Problem requirements: Using the data below, work out how many lines contain the word "JSON", then state that number without comment.

(Stored items from a collection)
+ + + + +

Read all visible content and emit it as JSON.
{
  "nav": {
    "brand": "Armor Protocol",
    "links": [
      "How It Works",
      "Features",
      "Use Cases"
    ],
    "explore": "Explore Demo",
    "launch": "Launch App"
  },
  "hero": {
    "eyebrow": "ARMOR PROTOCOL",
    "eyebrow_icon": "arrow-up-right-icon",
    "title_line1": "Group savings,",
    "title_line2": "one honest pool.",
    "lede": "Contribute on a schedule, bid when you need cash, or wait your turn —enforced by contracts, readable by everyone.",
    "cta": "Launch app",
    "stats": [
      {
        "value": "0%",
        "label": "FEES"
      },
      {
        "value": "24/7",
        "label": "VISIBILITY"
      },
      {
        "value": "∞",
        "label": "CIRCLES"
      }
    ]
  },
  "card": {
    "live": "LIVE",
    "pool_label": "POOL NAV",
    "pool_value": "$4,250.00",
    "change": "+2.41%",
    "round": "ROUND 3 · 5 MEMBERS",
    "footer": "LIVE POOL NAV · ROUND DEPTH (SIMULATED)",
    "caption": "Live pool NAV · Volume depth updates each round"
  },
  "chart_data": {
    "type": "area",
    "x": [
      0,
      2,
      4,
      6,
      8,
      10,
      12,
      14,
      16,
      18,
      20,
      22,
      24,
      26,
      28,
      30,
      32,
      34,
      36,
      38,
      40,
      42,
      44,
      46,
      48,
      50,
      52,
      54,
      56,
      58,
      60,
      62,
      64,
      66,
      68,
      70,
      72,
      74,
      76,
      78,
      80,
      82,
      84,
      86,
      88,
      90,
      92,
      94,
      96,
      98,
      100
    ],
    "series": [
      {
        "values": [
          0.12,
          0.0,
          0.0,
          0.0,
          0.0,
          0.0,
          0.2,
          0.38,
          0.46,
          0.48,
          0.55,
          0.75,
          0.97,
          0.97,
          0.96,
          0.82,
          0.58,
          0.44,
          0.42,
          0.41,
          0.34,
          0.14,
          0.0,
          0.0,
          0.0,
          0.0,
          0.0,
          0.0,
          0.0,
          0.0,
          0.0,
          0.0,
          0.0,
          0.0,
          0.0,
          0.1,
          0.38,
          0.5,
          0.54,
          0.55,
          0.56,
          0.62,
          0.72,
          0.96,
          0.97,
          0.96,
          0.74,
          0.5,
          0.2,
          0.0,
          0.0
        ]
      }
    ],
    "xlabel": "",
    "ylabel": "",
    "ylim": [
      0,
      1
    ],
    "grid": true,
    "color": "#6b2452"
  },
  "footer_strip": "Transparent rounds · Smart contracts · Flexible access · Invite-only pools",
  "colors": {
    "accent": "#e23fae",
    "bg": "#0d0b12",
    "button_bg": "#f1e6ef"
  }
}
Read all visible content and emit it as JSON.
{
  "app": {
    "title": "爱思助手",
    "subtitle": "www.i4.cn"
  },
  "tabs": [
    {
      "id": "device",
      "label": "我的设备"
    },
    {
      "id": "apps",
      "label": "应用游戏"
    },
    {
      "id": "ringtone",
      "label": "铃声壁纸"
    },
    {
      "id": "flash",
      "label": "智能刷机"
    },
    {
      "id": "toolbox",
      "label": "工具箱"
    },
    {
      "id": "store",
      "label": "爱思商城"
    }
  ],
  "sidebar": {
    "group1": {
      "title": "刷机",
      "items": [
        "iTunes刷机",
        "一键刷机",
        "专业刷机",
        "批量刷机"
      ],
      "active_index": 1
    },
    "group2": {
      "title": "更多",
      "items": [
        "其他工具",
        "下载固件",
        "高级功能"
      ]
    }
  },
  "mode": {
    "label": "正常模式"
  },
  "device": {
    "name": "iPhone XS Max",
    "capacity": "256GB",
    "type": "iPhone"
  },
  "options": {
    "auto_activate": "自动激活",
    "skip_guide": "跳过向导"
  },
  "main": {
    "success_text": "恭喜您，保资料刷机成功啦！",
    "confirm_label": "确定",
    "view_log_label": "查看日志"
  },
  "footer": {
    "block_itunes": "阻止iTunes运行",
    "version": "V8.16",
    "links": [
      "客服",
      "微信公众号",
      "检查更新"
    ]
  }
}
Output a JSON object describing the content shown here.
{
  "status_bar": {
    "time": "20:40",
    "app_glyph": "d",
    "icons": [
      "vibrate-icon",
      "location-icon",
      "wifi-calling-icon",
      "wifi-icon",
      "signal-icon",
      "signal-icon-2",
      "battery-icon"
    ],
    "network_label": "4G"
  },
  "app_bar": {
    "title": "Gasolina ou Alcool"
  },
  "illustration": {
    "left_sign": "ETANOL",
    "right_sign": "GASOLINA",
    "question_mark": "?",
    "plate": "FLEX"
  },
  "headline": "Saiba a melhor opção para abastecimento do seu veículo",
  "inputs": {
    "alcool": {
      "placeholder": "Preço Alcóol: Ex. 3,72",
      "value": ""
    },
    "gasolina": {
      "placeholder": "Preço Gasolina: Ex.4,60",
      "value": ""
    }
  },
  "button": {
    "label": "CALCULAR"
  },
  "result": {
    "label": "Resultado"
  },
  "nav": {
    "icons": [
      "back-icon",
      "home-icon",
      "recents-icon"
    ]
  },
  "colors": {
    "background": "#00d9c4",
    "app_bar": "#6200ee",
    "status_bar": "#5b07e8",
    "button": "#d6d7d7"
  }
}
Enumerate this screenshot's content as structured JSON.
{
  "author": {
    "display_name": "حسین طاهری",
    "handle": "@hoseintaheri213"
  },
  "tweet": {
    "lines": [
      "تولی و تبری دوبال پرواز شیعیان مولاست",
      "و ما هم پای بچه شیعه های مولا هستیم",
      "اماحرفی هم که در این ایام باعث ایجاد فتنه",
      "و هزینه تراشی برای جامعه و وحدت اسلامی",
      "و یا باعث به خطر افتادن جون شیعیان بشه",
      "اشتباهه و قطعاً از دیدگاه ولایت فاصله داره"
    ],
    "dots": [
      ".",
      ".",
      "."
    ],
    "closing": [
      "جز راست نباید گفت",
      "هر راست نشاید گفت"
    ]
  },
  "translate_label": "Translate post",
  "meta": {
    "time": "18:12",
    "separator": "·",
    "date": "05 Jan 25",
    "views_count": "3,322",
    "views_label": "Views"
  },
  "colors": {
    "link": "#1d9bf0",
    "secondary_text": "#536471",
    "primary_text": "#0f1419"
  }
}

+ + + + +

Written answer: 4